When deciding what you want to put on a wall, it's okay to think outside the box. A big framed picture is usually the least interesting (and often most expensive) choice. (Though, for my bedroom example, I decided three 16"x20" framed images - fairly orthodox.)
When utilizing a collection of different colored and textured casings, choose dark and white images to keep them from looking cluttered. Black colored & white images can also supply the display a far more unified look. I needed my friend Kristen from Studio room7 HOME DESIGN help me choose attractive frames & skill for a tiny gallery wall in my own entry.
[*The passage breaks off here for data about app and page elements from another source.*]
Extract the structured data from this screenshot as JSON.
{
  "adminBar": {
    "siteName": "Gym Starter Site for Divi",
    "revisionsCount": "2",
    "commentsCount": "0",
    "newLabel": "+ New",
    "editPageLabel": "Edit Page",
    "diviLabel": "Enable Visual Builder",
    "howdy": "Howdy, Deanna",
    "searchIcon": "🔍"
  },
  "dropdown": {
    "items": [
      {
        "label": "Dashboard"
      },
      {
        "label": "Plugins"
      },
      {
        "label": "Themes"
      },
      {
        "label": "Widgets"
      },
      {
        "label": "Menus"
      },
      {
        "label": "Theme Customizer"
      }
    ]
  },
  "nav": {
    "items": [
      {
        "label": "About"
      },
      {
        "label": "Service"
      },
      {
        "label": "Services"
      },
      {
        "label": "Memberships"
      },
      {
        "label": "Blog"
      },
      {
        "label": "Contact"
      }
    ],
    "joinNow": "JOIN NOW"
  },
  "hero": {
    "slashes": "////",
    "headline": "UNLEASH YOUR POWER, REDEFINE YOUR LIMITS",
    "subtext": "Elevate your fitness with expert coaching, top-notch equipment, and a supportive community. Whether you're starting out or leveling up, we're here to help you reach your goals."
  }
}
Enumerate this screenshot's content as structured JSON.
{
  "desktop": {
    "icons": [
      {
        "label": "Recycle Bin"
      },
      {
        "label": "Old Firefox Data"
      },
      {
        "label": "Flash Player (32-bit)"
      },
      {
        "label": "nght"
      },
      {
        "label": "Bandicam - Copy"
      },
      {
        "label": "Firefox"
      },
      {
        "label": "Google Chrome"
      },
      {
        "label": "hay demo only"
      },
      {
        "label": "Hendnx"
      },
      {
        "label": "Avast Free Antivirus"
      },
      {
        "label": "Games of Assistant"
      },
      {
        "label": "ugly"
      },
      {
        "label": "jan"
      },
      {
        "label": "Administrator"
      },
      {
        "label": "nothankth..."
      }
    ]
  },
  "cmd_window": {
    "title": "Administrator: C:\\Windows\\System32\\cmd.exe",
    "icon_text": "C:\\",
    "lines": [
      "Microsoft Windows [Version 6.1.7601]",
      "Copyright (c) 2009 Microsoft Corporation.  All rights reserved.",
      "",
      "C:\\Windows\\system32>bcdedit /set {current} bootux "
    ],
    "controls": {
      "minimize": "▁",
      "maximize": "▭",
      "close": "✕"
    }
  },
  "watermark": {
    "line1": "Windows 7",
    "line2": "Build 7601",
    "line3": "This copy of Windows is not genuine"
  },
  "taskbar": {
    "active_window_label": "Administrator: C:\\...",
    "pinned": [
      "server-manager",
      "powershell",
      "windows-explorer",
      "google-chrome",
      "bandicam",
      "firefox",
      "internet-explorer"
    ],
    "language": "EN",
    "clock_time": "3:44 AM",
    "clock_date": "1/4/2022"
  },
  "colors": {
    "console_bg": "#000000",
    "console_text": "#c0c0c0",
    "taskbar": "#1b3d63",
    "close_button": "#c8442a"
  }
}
This was a wall that would normally go un-noticed. I needed to carefully turn it into a focal point. I placed all my images in dark-colored & white except the family picture in the center. The target was to pull the attention there first, then to the dark & white images in the outside frames. Likewise as effective would be to choose multi-colored images for sound black structures or sound white framessuch as this wall, also created by my pal Kristen.
Choose larger size designs and canvases for areas where you can see them over the room. What's the idea in stamping small 4x6's and 5x7's if you cannot see them if you don't walk up to them?
The images on my mantel would have to be big (at least 16x20) in order to take pleasure from them from over the room. The big the first is a 22x27 inches size. I actually may have absent bigger for the area available, but I didn't want to protect the attractive trim-work of the entire mantel. So, clearly, consider the space you are filling up when deciding what size you can go.
I also opt for more timeless, creative image of my children walking, rather an enormous portrait of the faces. This is a personal decision when i was going for a more artistic feel that travelled with the style and colors of the area. Even though our faces continue to be unseen, we are very well symbolized by the composition in the image as well as in the up close of the youngsters in the image next to it.
Way too many portraits all over your home? Try switching a few of your images into art using the Waterlogue app! That is a sensible way to use your images, but provide them with some other look. My interior design friend recommends showing skill or still life/food in your kitchen, somewhat than portraits. A graphic changed through this software might be a good substitute. Here's an example of an image converted into art using the Waterlogue app. (Image by Liz Behm)
Choose photos to display that were used that particular room of your home. For example, food photography in your kitchen, lifestyle images in the living room, bath images of your kids in the tub shown in the bathroom, plus more personal images in the bedroom.
The other day I decided I needed to fill the space above a doorway in my kitchen with some food images.
Considerations I created before I required the images:
Just how much space I needed to fill and how many images.
Appropriate size for that space.
The style/colors that would go well in my kitchen.
How those images would look from across the room.
Because I couldn't go bigger when compared to a 10x10, I chose to use my macro zoom lens and tried to capture close-up textures of the berry vs. a far more styled shot with atmosphere that could be harder to see from over the room.
Edit your photos to complement the design of the space it'll be in. For example, light and airy, abundant with color & contrast, black & white, etc. Also, if you are showing images together, edit them side by side in your editing and enhancing program to make sure they mix well and the color is steady from image to image.
I did so this with my berries images. I moved them around in Photoshop to help me imagine how they would look hung. I segregated the blueberry image (usually blue) and the grapefruit (blue track record) with the yellowish pineapple in the middle so each image would stand out and look balanced next to one another.